■ What you have to do:
Your answer should consist only of the records, copied exactly, with the images removed.

■ Data in this exercise:

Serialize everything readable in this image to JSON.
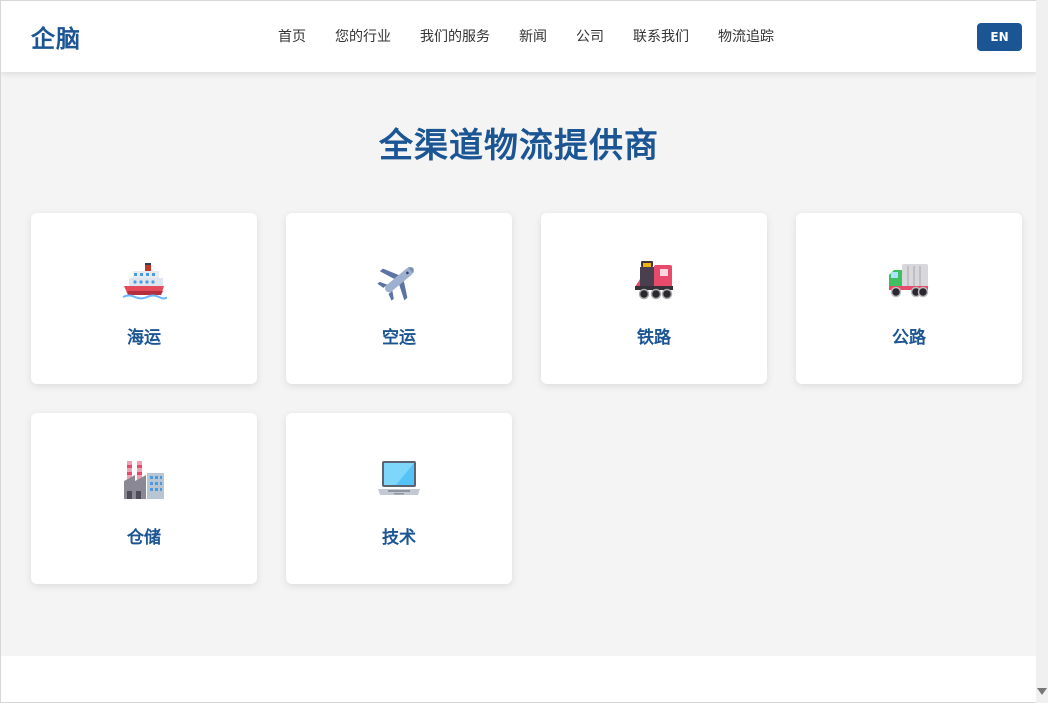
{
  "header": {
    "logo": "企脑",
    "nav": [
      "首页",
      "您的行业",
      "我们的服务",
      "新闻",
      "公司",
      "联系我们",
      "物流追踪"
    ],
    "lang_button": "EN"
  },
  "hero": {
    "title": "全渠道物流提供商"
  },
  "services": [
    {
      "label": "海运",
      "icon": "ship-icon"
    },
    {
      "label": "空运",
      "icon": "airplane-icon"
    },
    {
      "label": "铁路",
      "icon": "locomotive-icon"
    },
    {
      "label": "公路",
      "icon": "truck-icon"
    },
    {
      "label": "仓储",
      "icon": "factory-icon"
    },
    {
      "label": "技术",
      "icon": "laptop-icon"
    }
  ],
  "colors": {
    "brand": "#1b5593",
    "background": "#f4f4f4"
  }
}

■ Response:
Serialize everything readable in this image to JSON.
{
  "header": {
    "logo": "企脑",
    "nav": [
      "首页",
      "您的行业",
      "我们的服务",
      "新闻",
      "公司",
      "联系我们",
      "物流追踪"
    ],
    "lang_button": "EN"
  },
  "hero": {
    "title": "全渠道物流提供商"
  },
  "services": [
    {
      "label": "海运",
      "icon": "ship-icon"
    },
    {
      "label": "空运",
      "icon": "airplane-icon"
    },
    {
      "label": "铁路",
      "icon": "locomotive-icon"
    },
    {
      "label": "公路",
      "icon": "truck-icon"
    },
    {
      "label": "仓储",
      "icon": "factory-icon"
    },
    {
      "label": "技术",
      "icon": "laptop-icon"
    }
  ],
  "colors": {
    "brand": "#1b5593",
    "background": "#f4f4f4"
  }
}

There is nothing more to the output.